→ TASK DIRECTIONS: All entries must come back exactly as given, with no pictures in the copy.

→ EXERCISE INPUT:
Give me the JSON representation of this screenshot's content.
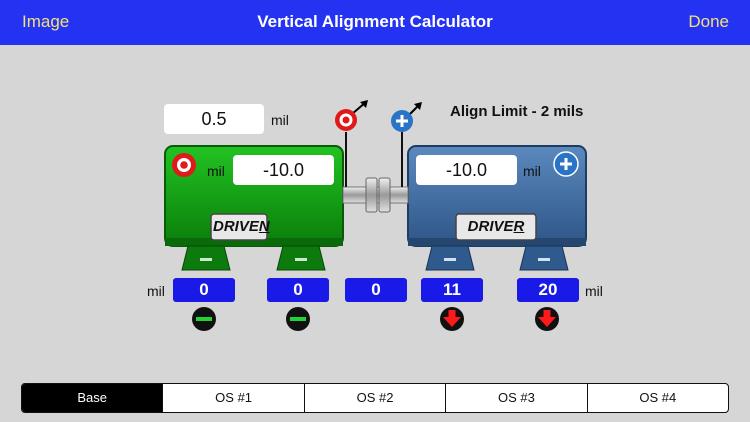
{
  "nav": {
    "left_label": "Image",
    "title": "Vertical Alignment Calculator",
    "right_label": "Done"
  },
  "inputs": {
    "top_value": "0.5",
    "driven_value": "-10.0",
    "driver_value": "-10.0",
    "unit": "mil"
  },
  "align_limit": "Align Limit - 2 mils",
  "motors": {
    "driven_label": "DRIVEN",
    "driver_label": "DRIVER"
  },
  "readouts": {
    "unit": "mil",
    "values": [
      "0",
      "0",
      "0",
      "11",
      "20"
    ]
  },
  "tabs": [
    "Base",
    "OS #1",
    "OS #2",
    "OS #3",
    "OS #4"
  ],
  "colors": {
    "nav_bg": "#2433f2",
    "nav_text": "#f4e07a",
    "driven_motor": "#0f9a0f",
    "driver_motor": "#3f6ea3",
    "readout_bg": "#1a1ae8",
    "indicator_ok": "#22d433",
    "indicator_down": "#ff1a1a"
  }
}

→ PROBLEM SOLUTION:
Give me the JSON representation of this screenshot's content.
{
  "nav": {
    "left_label": "Image",
    "title": "Vertical Alignment Calculator",
    "right_label": "Done"
  },
  "inputs": {
    "top_value": "0.5",
    "driven_value": "-10.0",
    "driver_value": "-10.0",
    "unit": "mil"
  },
  "align_limit": "Align Limit - 2 mils",
  "motors": {
    "driven_label": "DRIVEN",
    "driver_label": "DRIVER"
  },
  "readouts": {
    "unit": "mil",
    "values": [
      "0",
      "0",
      "0",
      "11",
      "20"
    ]
  },
  "tabs": [
    "Base",
    "OS #1",
    "OS #2",
    "OS #3",
    "OS #4"
  ],
  "colors": {
    "nav_bg": "#2433f2",
    "nav_text": "#f4e07a",
    "driven_motor": "#0f9a0f",
    "driver_motor": "#3f6ea3",
    "readout_bg": "#1a1ae8",
    "indicator_ok": "#22d433",
    "indicator_down": "#ff1a1a"
  }
}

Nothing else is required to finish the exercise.